Recaps for Nescafe
Stainless Steel Refillable Filters Reusable Pods Compatible with Nespresso Original Line Machine But Not All.
Pods and tamper are made of #304 stainless steel, lifetime use, and are environmentally friendly. The food-grade silicone rubber yellow rings are free spare replacements for the green ones of the pods.
3.8 out of 5 stars (579 ratings)
Ekobrew Refillable K-Cup For Keurig K-Cup Brewers
The Ekobrew Stainless Steel Elite is a sturdy, 100Percent BPA/lead-free, one-piece design and it has a deep-set lid flange, heat-resistant grips, 100Percent silicone O-rings, and internal welds.

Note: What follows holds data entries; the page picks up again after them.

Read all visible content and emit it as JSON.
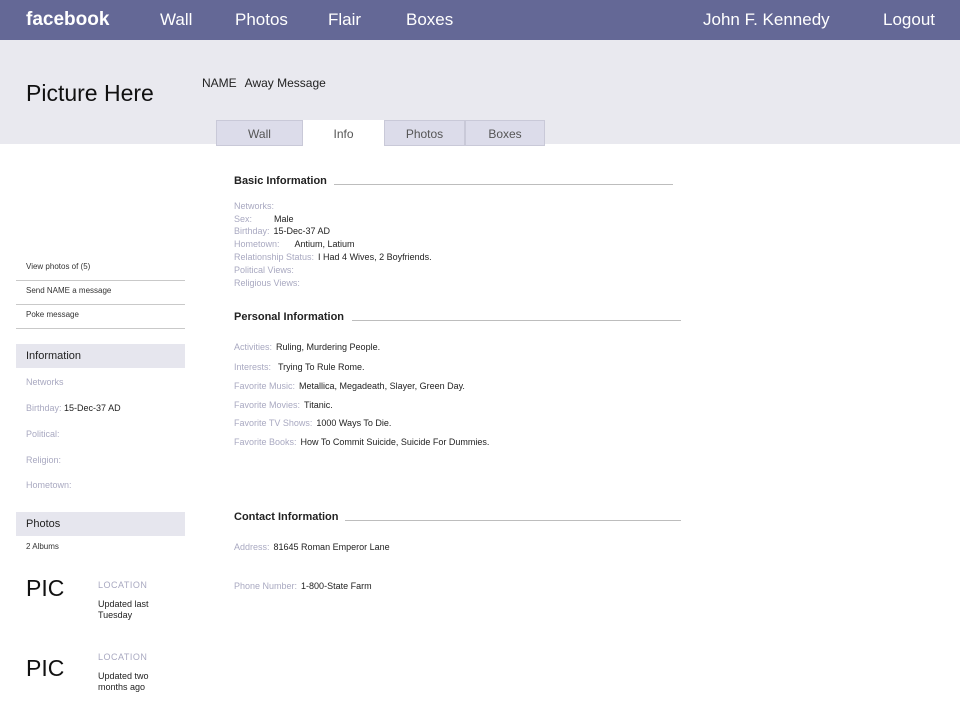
{
  "nav": {
    "logo": "facebook",
    "links": [
      "Wall",
      "Photos",
      "Flair",
      "Boxes"
    ],
    "user": "John F. Kennedy",
    "logout": "Logout"
  },
  "profile": {
    "picture_placeholder": "Picture Here",
    "name": "NAME",
    "away_message": "Away Message"
  },
  "tabs": [
    "Wall",
    "Info",
    "Photos",
    "Boxes"
  ],
  "active_tab": "Info",
  "sidebar": {
    "links": [
      "View photos of  (5)",
      "Send NAME  a message",
      "Poke message"
    ],
    "info_header": "Information",
    "info_rows": [
      {
        "label": "Networks",
        "value": ""
      },
      {
        "label": "Birthday:",
        "value": "15-Dec-37 AD"
      },
      {
        "label": "Political:",
        "value": ""
      },
      {
        "label": "Religion:",
        "value": ""
      },
      {
        "label": "Hometown:",
        "value": ""
      }
    ],
    "photos_header": "Photos",
    "albums": "2 Albums",
    "photo_items": [
      {
        "pic": "PIC",
        "location": "LOCATION",
        "updated": "Updated last Tuesday"
      },
      {
        "pic": "PIC",
        "location": "LOCATION",
        "updated": "Updated two months ago"
      }
    ]
  },
  "basic": {
    "title": "Basic Information",
    "fields": [
      {
        "label": "Networks:",
        "value": ""
      },
      {
        "label": "Sex:",
        "value": "Male"
      },
      {
        "label": "Birthday:",
        "value": "15-Dec-37 AD"
      },
      {
        "label": "Hometown:",
        "value": "Antium, Latium"
      },
      {
        "label": "Relationship Status:",
        "value": "I Had 4 Wives, 2 Boyfriends."
      },
      {
        "label": "Political Views:",
        "value": ""
      },
      {
        "label": "Religious Views:",
        "value": ""
      }
    ]
  },
  "personal": {
    "title": "Personal Information",
    "fields": [
      {
        "label": "Activities:",
        "value": "Ruling, Murdering People."
      },
      {
        "label": "Interests:",
        "value": "Trying To Rule Rome."
      },
      {
        "label": "Favorite Music:",
        "value": "Metallica, Megadeath, Slayer, Green Day."
      },
      {
        "label": "Favorite Movies:",
        "value": "Titanic."
      },
      {
        "label": "Favorite TV Shows:",
        "value": "1000 Ways To Die."
      },
      {
        "label": "Favorite Books:",
        "value": "How To Commit Suicide, Suicide For Dummies."
      }
    ]
  },
  "contact": {
    "title": "Contact Information",
    "fields": [
      {
        "label": "Address:",
        "value": "81645 Roman Emperor Lane"
      },
      {
        "label": "Phone Number:",
        "value": "1-800-State Farm"
      }
    ]
  }
}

A new sediment-free filter, inlet dispersion cone, micro-screen, and laser perforated base all provide the perfect combination of attributes to ensure a clean, full and even extraction of the best your coffee offers.
4.3 out of 5 stars (599 ratings)
The average American drinks 3.2 cups of coffee per day
Independent coffee shops equal $12 billion in annual sales.
At present, there are approximately 24,000 Coffee Shops across the US.
Statistics show there will be around 50,000+ Coffee Shops within the years to follow.
The average Espresso Drive-thru Business sells about 200-300 Cups of Espresso and Coffee Based Drinks per day.
41 % of Americans own a single-cup coffee maker.
In Hamburg, Germany, coffee pods were banned from state-run buildings as part of an environmental movement.
Well, I hope this article was helpful to you, and you can enjoy your next brew without having to screw up the planet.